For Entering the Bukpui of the Darlong, a person must attained a minimum age of 15 years of  age to gain admission to the Bukpui. But younger boys too had their own assignments to do, though they had no right to participate in the Bukpui activities. The village boys over six years of age were entrusted with duty of supplying firewood to ensure that the hearth was always alight. A boy earn freedom from firewood-gathering duties and gains admission to the Bukpui as soon as he can prove that his public hair has grown and is long enough to tie around a smoking pipe. Maintenance of discipline at a bukpui was the responsibility of a youth Commander called Val Upa, elected by the elders and the chief.

The Bukpui usually came fully to life in the evening when youngsters gathered there to exchange ideas. They sang songs of heroism and spoke of the achievements of their ancestors. Late in the evening they went out to keep dates with their girlfriends and returned around bedtimes to have goodnight's sleep. The practice of sleeping out on a regular basis with their friends and neighbors helped the Darlong youths to build up a strong awareness of community welfare.

The Bukpui, as a social institution, was not, however, exclusion to the Mizos, Lushais. Several other tribal clans had their own respective versions of the Bukpui, in mizos which is called as Zawlbuk. According to Lt. Col J. Shakespear, the Chiru, Kom and Tikhap clans too had the dormitory system. The paites had no Bukpui, but the front verandahs of some of their bigger houses sometimes served as bachelors dormitory.

The Bukpui of the Darlong began to lose in importance after the appearance of the British on the scene. The introduction of formal education and conversion to Christianity on a mass scale struck at the roots of the indigenous village administration in India particularly to the Northeastern part of India leading to a steady decline in the utility and relevance of the Bukpui within the Darlong Community. The Darlong, who developed a new outlook under Christian influence, felt their own homes were a better place for their sons to live in than the bachelors dormitories.
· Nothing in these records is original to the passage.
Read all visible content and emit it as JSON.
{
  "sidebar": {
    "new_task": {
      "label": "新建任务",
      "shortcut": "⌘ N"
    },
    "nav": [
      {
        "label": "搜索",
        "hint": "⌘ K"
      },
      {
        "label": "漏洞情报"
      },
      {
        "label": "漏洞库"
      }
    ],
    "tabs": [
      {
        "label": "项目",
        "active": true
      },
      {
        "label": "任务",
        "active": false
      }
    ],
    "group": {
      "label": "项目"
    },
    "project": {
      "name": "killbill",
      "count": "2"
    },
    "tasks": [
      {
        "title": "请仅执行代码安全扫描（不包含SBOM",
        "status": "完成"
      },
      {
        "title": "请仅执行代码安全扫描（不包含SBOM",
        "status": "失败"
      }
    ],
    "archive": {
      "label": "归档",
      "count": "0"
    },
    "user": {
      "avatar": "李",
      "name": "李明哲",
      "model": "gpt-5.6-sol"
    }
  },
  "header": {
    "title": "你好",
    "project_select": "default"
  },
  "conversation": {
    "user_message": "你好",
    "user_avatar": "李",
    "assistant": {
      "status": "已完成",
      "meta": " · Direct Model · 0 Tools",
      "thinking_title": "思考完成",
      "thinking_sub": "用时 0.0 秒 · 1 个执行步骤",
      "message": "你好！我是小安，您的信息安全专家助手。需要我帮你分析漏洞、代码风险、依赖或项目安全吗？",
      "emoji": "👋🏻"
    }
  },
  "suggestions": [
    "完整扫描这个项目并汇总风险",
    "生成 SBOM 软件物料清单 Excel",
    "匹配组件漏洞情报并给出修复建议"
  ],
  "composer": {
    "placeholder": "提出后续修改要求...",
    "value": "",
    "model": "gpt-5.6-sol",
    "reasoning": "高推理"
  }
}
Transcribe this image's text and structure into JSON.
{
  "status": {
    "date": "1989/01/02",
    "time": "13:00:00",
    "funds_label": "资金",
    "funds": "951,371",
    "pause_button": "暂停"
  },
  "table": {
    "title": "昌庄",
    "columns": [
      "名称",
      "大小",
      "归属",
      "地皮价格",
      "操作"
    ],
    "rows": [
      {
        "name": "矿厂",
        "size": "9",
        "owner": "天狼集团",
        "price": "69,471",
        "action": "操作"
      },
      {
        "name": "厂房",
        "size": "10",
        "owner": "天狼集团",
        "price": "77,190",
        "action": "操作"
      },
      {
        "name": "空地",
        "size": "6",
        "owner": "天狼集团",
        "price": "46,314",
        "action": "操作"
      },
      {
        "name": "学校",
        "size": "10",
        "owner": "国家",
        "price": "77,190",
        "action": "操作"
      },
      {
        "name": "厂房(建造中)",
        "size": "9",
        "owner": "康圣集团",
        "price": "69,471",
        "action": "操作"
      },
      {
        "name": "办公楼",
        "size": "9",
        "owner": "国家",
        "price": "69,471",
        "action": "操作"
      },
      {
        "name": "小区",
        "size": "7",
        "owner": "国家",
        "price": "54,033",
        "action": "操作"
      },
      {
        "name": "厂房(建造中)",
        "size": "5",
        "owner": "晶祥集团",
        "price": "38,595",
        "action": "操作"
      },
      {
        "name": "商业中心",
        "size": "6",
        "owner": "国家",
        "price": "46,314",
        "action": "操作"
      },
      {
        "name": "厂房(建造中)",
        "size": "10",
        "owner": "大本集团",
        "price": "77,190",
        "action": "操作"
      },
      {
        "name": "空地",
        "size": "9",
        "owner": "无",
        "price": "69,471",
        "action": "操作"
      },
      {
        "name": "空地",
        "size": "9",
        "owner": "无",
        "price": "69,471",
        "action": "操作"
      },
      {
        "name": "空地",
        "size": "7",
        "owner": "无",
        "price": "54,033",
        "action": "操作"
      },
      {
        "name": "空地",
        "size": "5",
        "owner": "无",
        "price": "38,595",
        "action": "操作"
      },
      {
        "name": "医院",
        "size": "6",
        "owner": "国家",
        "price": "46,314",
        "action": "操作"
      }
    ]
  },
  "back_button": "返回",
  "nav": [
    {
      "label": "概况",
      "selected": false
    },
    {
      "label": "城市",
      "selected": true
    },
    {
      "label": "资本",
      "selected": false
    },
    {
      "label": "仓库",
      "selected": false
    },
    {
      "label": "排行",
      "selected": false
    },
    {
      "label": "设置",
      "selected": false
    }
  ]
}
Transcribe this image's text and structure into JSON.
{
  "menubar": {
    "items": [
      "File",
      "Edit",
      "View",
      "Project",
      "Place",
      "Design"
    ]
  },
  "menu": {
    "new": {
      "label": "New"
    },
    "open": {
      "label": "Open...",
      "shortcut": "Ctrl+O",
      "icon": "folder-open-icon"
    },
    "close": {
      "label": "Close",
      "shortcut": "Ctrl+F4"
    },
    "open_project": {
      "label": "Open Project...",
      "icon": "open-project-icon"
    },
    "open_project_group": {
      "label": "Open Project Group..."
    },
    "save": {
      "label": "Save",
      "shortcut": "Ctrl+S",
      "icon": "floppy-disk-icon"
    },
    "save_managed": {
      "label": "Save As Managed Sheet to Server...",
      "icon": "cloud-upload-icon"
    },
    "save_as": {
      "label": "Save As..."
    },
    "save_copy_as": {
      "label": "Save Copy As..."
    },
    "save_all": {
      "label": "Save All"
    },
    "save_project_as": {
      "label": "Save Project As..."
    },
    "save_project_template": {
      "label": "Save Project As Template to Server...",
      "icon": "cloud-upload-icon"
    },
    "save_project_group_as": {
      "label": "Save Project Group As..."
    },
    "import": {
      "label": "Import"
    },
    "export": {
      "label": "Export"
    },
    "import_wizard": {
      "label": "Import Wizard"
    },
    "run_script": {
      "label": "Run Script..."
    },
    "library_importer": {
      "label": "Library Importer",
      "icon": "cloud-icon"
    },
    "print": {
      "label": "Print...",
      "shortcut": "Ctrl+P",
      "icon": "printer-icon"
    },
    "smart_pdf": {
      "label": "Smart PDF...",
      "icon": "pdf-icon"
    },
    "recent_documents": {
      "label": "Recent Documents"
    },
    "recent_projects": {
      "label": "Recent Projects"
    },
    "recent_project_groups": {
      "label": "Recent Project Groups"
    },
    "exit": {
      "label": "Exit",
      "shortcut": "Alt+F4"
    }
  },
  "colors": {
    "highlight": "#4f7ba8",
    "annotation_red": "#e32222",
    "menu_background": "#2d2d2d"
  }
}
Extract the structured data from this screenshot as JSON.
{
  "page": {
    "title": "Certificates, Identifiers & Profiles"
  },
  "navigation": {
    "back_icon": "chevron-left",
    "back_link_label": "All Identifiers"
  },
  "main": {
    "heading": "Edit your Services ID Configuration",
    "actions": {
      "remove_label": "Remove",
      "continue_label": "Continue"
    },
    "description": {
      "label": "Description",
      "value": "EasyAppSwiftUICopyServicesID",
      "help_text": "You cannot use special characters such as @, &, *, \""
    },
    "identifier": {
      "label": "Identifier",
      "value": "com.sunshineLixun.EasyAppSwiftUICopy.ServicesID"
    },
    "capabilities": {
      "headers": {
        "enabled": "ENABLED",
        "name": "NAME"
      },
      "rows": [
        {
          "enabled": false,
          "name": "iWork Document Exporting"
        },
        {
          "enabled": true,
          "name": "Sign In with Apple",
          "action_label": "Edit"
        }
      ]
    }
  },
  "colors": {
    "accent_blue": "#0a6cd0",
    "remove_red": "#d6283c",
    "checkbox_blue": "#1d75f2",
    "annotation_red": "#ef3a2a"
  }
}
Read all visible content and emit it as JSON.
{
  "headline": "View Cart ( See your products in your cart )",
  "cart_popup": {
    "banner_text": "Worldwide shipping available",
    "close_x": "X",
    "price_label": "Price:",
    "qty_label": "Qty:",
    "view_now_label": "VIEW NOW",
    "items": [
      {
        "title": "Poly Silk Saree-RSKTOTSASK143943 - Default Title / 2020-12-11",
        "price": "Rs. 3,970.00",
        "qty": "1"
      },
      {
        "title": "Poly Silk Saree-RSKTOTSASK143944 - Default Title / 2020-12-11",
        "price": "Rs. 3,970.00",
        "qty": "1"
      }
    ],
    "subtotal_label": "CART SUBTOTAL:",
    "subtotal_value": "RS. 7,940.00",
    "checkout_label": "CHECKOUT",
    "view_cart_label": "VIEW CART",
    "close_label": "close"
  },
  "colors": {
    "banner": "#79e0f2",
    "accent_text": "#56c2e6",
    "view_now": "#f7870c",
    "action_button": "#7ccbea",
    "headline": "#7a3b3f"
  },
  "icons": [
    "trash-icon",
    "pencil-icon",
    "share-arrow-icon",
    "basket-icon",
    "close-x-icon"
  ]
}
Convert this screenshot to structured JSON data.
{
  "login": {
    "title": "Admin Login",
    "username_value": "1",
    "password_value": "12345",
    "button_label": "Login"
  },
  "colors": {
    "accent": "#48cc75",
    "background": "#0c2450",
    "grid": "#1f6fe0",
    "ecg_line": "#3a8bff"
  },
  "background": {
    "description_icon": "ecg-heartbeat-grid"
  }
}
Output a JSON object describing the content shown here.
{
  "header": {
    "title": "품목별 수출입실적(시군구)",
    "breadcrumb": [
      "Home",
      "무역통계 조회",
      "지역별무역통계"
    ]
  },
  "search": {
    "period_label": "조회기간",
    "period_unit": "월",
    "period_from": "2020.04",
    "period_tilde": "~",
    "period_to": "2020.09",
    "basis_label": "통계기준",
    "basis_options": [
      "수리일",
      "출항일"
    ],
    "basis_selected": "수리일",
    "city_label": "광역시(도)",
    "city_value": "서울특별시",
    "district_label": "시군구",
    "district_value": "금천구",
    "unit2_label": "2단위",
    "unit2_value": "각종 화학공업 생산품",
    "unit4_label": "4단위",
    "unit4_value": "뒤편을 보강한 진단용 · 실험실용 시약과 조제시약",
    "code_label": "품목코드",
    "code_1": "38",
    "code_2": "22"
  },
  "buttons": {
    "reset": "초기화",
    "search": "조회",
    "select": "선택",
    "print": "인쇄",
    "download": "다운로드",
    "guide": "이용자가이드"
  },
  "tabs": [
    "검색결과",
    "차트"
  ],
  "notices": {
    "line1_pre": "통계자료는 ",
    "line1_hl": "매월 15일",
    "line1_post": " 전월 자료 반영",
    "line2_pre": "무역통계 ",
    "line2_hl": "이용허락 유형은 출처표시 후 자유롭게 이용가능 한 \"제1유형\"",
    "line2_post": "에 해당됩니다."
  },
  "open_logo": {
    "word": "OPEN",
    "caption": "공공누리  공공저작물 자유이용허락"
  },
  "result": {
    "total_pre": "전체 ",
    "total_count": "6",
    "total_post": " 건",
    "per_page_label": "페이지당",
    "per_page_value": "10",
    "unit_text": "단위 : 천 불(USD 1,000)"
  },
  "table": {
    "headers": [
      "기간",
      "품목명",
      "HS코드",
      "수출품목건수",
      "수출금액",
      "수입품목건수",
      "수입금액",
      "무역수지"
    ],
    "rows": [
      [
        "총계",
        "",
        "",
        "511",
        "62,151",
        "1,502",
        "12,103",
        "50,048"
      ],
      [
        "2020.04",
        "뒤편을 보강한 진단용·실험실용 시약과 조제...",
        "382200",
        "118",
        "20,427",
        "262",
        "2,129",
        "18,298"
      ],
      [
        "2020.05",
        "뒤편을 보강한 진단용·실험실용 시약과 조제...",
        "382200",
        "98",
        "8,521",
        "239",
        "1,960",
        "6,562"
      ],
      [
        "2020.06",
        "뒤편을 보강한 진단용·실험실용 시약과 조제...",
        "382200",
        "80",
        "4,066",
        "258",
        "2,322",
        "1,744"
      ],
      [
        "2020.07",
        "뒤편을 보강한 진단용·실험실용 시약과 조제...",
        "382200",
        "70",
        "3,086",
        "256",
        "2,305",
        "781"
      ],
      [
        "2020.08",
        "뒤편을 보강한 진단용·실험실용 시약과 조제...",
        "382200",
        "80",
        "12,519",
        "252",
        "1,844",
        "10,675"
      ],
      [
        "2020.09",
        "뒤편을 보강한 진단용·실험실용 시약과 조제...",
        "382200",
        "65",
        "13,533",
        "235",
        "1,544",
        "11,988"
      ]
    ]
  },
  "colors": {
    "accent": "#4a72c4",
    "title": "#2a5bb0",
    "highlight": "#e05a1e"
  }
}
The Bukpui  suffered a fatal blow when the power of the chiefs, who administered the dormitories, were taken away by the British Government and even after India gets her Independent.

Although some elderly people among the Darlong community tried to revive the Bukpui  in a modernized form but it could hardly  success. The name itself of the Bukpui has been nearly  forgotten by the new generation of the Darlong community, Only in a village called  Deora the name of the Bukpui till date survive. But the role played in the earlier days by the Bukpui as a collective organ of social control and the influence it exerted on the community life of the Darlong on the whole could hardly be exaggerated.

A dik loi aloi om chun ne hril khir nok hram dingin ei in ngen.